• _Task prompt_
Copy the lines below that contain "JSON".

• _Information provided_
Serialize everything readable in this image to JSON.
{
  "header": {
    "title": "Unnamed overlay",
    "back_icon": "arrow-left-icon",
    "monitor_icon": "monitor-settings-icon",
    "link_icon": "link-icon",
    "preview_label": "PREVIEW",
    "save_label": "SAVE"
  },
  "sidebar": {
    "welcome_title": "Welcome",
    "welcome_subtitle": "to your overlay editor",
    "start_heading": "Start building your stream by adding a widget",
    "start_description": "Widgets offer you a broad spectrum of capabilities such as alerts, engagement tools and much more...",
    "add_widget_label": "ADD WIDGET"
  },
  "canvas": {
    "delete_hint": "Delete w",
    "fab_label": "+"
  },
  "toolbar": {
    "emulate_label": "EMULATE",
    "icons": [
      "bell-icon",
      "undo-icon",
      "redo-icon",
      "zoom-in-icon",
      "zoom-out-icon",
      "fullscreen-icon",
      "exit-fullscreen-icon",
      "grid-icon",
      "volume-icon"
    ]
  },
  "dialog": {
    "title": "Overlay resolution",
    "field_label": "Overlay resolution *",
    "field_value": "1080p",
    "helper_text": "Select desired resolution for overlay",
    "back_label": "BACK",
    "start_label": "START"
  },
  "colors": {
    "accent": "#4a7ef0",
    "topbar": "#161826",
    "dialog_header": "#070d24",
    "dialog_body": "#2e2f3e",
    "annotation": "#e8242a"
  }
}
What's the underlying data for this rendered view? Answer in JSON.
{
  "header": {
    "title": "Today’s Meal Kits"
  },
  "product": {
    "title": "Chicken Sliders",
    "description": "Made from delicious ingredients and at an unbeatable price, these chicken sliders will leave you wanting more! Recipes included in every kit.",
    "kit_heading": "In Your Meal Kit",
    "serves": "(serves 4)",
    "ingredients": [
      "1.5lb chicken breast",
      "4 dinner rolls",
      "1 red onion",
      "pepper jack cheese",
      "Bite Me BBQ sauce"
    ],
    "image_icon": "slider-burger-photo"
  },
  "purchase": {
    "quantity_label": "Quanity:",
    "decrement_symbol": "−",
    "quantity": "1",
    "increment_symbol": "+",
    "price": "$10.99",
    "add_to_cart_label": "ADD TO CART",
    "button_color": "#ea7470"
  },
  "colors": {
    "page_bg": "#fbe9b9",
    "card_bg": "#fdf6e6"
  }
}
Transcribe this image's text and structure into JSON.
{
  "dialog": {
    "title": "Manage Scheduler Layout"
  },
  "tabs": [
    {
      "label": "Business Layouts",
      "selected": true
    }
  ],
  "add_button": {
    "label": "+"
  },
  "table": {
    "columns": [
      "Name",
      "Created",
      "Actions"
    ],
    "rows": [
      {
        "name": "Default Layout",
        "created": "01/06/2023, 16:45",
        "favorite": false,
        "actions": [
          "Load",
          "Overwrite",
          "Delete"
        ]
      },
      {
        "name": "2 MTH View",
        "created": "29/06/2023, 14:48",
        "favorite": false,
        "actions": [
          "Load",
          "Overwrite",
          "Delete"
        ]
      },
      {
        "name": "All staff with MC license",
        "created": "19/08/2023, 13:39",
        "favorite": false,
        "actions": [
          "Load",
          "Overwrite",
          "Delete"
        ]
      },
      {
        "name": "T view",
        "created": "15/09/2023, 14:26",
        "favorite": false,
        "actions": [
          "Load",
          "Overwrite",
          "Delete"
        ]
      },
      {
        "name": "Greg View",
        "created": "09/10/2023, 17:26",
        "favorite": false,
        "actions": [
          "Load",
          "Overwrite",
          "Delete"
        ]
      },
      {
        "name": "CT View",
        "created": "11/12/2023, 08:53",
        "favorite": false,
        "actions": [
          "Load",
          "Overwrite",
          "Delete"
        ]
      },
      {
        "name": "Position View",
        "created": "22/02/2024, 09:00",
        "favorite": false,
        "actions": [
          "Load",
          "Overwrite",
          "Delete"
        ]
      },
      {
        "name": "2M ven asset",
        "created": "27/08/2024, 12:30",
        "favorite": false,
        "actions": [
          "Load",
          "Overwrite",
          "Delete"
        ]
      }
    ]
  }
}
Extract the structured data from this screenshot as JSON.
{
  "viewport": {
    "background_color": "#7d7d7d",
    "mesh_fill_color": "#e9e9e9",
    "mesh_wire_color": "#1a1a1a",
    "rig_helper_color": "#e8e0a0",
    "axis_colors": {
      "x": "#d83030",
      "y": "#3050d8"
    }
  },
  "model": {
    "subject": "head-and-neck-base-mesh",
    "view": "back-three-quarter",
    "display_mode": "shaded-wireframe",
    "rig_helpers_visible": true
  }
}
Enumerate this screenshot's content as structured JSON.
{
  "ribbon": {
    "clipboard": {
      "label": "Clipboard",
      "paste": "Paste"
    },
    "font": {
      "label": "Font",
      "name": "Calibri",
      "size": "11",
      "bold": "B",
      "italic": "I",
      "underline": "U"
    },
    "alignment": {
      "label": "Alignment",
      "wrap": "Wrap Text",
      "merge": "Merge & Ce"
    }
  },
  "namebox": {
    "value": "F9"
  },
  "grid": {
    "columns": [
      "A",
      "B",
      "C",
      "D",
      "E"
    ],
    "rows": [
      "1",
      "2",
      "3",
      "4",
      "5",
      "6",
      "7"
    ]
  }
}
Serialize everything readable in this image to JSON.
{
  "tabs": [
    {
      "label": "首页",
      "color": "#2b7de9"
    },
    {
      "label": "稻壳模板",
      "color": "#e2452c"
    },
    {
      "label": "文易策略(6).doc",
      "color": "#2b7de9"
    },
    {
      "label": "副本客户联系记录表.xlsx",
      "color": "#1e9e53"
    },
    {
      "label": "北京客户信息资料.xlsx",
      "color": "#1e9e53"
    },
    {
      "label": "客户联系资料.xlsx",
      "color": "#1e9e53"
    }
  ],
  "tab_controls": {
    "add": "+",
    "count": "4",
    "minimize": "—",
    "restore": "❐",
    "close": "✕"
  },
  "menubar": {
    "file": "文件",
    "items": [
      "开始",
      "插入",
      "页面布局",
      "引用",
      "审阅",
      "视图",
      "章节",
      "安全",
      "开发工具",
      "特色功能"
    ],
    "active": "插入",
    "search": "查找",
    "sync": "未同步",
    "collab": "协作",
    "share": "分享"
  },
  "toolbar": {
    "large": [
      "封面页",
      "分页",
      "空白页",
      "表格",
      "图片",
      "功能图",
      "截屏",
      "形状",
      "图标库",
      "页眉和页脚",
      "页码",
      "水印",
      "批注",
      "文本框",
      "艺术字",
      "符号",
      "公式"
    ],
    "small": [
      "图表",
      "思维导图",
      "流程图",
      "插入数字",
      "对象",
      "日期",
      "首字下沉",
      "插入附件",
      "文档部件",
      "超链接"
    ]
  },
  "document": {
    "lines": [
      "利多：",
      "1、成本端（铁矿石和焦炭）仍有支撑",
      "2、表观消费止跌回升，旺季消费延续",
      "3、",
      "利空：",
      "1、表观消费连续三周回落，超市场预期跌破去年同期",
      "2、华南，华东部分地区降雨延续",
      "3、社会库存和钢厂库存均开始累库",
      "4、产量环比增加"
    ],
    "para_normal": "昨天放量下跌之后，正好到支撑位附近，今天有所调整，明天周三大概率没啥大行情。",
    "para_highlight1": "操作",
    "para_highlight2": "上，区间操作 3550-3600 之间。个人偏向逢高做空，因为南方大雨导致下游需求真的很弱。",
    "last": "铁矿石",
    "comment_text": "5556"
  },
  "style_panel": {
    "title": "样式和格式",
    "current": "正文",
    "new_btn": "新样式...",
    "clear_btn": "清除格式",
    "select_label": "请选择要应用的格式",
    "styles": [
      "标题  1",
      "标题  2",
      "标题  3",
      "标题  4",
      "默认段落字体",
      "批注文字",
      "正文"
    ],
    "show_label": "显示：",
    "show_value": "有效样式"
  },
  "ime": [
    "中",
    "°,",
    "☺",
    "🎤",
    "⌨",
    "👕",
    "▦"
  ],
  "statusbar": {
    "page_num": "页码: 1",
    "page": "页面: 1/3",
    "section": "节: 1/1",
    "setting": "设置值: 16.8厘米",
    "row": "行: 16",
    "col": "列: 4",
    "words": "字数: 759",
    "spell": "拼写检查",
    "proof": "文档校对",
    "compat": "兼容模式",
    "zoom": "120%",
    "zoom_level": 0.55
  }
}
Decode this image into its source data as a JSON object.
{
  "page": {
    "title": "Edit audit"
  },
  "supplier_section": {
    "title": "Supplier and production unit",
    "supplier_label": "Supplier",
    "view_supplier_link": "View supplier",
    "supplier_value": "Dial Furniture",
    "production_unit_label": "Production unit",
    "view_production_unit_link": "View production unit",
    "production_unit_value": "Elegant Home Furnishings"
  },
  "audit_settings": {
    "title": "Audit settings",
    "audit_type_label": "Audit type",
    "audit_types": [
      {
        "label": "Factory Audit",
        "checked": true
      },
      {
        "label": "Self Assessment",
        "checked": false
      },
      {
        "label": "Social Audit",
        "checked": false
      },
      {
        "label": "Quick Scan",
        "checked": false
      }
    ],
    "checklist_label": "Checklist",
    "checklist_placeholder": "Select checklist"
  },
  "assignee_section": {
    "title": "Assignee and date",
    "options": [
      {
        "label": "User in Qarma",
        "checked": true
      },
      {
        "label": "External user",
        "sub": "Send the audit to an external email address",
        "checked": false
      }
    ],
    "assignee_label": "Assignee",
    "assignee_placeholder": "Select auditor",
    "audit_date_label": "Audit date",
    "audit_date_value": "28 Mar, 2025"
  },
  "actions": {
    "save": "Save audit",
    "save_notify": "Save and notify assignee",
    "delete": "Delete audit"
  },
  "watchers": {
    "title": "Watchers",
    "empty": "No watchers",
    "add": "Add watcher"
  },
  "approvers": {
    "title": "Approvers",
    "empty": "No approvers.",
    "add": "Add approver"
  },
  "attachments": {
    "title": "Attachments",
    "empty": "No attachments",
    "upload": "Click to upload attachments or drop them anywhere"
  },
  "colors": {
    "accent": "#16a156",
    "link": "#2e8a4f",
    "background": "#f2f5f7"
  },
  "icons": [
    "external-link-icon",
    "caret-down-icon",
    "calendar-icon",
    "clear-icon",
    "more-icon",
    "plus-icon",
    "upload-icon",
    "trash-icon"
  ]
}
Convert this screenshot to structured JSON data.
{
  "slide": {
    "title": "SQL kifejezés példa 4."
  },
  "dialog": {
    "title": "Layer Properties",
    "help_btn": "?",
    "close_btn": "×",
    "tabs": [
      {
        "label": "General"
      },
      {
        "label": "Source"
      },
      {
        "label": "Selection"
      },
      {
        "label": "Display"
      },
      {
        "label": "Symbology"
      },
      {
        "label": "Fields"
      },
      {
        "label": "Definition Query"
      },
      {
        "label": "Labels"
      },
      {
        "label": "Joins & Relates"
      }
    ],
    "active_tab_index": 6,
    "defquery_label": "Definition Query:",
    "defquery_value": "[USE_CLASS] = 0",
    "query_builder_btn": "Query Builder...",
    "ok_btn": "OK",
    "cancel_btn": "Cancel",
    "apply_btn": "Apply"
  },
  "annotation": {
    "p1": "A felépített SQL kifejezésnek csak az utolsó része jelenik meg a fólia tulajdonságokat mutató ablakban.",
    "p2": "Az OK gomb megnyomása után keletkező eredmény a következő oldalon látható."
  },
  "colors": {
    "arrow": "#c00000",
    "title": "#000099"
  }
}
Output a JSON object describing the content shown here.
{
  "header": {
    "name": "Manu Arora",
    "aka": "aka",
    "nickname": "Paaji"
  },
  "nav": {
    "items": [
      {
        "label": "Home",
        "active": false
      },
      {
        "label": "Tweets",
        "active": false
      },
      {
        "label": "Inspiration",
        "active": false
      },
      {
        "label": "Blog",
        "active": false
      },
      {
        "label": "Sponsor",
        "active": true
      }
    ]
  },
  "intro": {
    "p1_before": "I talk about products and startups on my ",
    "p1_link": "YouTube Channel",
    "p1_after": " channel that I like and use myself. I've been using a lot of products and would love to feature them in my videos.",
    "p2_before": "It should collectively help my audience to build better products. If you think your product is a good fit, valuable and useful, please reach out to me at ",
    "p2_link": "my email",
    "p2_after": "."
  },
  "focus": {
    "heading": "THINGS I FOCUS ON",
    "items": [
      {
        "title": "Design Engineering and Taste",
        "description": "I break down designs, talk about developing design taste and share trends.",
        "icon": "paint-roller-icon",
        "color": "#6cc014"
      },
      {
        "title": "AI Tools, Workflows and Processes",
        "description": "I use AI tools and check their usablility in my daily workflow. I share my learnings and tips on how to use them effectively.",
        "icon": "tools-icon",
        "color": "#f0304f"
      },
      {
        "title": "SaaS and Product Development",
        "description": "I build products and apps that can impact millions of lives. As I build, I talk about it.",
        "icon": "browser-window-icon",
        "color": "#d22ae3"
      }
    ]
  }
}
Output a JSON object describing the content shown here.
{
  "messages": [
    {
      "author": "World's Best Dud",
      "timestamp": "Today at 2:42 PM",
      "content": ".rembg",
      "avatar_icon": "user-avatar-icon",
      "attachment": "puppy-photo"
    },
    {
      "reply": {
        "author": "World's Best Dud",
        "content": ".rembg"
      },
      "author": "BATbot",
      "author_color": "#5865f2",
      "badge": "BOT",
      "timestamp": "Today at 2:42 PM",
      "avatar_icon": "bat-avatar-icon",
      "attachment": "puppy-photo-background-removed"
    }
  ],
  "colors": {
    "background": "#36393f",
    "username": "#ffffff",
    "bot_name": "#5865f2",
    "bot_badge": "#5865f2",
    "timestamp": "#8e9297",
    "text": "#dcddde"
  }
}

• _Final answer_
Serialize everything readable in this image to JSON.
What's the underlying data for this rendered view? Answer in JSON.
Transcribe this image's text and structure into JSON.
Extract the structured data from this screenshot as JSON.
Enumerate this screenshot's content as structured JSON.
Serialize everything readable in this image to JSON.
Decode this image into its source data as a JSON object.
Convert this screenshot to structured JSON data.
Output a JSON object describing the content shown here.
Output a JSON object describing the content shown here.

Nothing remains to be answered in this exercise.